of the group.
Christmas Lunch 2019
Alan Denton (AD) told members
that this year's WDICDSG Christmas lunch would be held at the Sun Inn Dorchester on Saturday 7th December at 1.00pm. A
deposit of £5 per person was required for those wishing to attend. Numbers were limited, so anyone wanting to come should
let Alan know and give him their deposit without delay.
Possible Subjects for future meetings
The committee would meet on 5th November and discuss booking dates and speakers for 2020/21.
Sharon asked if any members present had suggestions for the programme. A speaker from the D-day museum, Portland was suggested.
Sharon asked that if anyone had suggestions to let a member of the committee know before 5th November.
Non-patient members' registration of details
everyone present that patients and their carers, friend, partners and spouses can become members of the ICD group in their
own right, and thereafter receive correspondence such as minutes and agendas etc. Those who wished to do so should complete
an application form (AD had blank forms) which as well as recording contact details will give permission for the group secretary
to hold their contact details on a secure data base.
A member remarked on the difficulty in finding a parking space in the ‘Top of Town' car park. AD said he would
try and suggest alternative parking facilities by the time of the next meeting, although these were limited.
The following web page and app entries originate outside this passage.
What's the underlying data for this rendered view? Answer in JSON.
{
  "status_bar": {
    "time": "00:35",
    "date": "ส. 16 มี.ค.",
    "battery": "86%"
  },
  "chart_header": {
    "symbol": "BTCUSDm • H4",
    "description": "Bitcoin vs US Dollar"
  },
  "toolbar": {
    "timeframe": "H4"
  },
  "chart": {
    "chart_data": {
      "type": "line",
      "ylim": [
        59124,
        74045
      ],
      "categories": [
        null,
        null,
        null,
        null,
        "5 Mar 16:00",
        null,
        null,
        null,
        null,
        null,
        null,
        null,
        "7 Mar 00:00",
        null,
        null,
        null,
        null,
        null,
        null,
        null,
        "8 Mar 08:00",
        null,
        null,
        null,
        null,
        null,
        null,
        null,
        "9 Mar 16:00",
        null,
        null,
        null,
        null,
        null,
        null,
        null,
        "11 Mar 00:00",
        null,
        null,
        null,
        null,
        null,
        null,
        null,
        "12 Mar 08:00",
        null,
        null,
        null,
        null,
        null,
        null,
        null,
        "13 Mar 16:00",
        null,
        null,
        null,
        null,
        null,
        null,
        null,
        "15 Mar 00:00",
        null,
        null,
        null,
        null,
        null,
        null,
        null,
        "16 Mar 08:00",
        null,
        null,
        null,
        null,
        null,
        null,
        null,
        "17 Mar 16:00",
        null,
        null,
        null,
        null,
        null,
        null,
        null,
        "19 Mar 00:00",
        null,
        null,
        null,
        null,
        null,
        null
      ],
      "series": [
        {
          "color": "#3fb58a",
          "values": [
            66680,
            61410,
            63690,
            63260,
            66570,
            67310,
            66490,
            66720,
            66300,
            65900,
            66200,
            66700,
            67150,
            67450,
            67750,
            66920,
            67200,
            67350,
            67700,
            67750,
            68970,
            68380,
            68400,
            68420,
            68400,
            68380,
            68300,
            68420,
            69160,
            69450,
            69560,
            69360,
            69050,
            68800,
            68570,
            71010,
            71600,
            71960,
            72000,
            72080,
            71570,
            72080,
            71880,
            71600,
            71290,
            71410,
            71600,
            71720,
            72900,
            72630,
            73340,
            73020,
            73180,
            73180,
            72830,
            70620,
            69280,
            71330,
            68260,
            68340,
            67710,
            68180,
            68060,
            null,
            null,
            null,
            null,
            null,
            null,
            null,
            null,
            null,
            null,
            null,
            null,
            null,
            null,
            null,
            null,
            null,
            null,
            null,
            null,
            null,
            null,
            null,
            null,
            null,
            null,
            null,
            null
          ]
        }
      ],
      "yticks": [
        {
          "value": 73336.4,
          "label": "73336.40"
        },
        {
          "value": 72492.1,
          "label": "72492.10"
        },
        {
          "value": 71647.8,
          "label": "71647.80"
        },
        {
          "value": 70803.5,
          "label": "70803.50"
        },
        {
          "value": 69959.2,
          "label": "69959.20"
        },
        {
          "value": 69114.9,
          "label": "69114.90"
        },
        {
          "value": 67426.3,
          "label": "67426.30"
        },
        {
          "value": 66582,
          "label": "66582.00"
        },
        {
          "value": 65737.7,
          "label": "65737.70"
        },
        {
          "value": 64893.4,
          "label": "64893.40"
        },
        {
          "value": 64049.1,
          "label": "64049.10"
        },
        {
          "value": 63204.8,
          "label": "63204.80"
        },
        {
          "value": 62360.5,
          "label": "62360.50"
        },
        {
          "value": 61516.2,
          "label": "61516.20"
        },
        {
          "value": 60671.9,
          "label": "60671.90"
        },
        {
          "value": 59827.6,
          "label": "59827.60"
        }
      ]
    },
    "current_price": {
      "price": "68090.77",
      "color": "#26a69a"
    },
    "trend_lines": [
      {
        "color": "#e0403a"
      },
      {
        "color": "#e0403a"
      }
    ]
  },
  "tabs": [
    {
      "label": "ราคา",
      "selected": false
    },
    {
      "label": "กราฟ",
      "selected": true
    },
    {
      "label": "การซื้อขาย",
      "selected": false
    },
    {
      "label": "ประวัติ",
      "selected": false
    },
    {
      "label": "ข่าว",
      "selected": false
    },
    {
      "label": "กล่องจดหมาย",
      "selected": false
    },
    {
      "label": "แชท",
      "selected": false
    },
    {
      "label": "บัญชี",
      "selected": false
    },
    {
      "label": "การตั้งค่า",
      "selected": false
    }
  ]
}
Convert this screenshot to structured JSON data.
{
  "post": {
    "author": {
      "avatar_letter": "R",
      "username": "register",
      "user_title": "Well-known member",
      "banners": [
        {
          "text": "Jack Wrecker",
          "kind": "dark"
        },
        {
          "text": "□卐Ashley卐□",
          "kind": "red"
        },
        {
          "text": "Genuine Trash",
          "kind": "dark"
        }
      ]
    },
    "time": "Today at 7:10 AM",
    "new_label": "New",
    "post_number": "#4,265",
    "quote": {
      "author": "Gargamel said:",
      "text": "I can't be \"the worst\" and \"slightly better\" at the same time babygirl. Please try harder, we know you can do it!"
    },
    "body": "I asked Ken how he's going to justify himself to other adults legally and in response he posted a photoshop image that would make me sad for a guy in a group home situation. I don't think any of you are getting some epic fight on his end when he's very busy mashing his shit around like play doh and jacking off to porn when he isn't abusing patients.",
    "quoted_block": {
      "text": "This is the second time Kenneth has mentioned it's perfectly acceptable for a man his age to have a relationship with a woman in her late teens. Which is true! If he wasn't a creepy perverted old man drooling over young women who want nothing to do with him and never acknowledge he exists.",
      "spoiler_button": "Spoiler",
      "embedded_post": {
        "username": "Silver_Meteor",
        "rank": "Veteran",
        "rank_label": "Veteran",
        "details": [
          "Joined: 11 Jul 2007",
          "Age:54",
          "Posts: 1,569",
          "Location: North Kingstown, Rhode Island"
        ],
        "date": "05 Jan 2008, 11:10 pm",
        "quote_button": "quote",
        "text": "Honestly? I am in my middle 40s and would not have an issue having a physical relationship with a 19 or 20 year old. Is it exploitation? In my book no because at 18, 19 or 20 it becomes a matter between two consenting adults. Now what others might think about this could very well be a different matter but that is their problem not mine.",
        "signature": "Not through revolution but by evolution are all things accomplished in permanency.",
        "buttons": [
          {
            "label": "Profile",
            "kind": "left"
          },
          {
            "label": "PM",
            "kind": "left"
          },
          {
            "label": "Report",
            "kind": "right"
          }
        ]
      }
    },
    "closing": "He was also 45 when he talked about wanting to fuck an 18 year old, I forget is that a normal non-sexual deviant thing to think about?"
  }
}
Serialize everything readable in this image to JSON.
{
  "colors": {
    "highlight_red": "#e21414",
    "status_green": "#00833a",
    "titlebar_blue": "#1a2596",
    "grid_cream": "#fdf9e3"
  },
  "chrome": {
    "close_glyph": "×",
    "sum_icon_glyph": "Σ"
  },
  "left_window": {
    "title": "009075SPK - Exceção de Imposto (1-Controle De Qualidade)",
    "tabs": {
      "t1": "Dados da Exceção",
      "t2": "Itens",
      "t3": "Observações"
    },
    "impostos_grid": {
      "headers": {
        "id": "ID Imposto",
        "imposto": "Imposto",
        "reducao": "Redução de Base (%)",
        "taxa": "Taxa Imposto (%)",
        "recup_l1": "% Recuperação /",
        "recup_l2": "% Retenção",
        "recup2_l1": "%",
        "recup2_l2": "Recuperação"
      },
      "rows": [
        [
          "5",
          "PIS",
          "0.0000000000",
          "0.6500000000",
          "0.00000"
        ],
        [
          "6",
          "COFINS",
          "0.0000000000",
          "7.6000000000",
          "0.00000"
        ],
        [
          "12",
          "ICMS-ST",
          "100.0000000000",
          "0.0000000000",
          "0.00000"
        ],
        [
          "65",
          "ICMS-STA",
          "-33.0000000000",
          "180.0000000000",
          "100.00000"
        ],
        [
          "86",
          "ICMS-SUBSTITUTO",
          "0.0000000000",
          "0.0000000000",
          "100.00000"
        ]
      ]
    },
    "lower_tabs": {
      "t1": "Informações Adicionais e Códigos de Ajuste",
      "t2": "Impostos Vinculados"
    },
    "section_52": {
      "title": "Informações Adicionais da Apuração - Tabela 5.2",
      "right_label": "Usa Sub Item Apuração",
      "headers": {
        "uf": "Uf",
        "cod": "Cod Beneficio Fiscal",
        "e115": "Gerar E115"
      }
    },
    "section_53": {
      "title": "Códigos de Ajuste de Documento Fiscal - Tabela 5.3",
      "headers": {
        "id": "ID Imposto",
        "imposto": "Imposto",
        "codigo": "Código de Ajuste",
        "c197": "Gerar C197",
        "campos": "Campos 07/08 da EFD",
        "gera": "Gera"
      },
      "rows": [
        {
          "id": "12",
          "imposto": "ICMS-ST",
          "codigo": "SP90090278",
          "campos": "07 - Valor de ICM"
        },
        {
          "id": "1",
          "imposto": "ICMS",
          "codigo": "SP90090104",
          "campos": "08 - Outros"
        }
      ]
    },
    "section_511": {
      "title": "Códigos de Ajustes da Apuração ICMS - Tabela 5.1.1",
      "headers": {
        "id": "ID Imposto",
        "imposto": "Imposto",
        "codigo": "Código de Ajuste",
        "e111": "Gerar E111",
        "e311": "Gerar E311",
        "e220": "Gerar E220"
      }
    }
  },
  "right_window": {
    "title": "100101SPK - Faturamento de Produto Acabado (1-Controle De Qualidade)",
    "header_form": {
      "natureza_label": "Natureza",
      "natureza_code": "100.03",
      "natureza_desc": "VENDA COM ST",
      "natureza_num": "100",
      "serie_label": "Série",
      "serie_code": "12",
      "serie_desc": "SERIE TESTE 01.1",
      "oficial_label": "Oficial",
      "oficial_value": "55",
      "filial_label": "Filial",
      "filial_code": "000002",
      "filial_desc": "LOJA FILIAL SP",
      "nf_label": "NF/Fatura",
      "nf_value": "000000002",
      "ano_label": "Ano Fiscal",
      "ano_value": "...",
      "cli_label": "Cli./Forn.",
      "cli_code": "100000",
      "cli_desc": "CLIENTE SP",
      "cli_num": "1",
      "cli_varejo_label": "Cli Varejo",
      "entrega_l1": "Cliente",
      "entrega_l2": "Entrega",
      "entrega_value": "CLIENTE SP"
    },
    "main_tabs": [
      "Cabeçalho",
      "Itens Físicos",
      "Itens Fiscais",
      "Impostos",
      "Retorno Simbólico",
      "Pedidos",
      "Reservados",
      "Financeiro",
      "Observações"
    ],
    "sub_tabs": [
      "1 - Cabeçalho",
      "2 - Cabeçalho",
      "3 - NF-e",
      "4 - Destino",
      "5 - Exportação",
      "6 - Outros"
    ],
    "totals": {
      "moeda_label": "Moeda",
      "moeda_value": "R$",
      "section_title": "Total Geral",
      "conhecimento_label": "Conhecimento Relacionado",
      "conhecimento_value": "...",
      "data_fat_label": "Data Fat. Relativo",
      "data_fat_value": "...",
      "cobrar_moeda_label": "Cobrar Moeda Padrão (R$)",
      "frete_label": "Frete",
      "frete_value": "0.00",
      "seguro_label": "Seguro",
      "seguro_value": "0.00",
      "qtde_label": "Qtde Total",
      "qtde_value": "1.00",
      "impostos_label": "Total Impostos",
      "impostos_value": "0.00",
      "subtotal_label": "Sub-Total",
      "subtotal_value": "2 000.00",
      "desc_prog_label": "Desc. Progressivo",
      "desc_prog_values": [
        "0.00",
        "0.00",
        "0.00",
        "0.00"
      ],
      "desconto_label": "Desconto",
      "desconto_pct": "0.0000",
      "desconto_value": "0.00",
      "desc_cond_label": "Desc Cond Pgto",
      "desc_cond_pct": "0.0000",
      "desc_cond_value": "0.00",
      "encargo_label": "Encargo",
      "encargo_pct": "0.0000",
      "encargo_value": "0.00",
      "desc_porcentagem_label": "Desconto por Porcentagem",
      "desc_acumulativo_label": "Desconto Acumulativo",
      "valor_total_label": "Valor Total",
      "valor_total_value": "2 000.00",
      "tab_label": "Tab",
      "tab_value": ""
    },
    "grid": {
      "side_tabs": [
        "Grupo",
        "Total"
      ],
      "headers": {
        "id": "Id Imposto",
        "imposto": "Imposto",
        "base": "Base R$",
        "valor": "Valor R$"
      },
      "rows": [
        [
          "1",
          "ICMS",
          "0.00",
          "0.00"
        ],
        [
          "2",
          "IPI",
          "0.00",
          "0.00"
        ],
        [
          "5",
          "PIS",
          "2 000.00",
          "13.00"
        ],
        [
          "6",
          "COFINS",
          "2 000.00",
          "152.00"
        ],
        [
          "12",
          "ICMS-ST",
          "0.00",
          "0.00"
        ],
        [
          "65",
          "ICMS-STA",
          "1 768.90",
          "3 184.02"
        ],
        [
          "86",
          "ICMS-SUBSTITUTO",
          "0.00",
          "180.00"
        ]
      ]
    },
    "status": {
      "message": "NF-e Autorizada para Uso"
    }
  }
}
The Dorford Centre
was a very good venue, and it would be difficult to find an alternative with equally good facilities in a central location.
This matter will be discussed at the next committee meeting
A ‘name the 60's celebrity' quiz supplied and run by Tony Down resulted in four prizes being
for 2019/20 are as follows and are at 10.30 am in the Dorford Centre:
Thursday, 16th January
2020: the history of the Shire Hall and its development into a Museum and local tourist attraction.
of next meeting
The next meeting will be on 16th January 2020: the history of
the Shire Hall and its development into a Museum and local tourist attraction. This meeting will incorporate the AGM.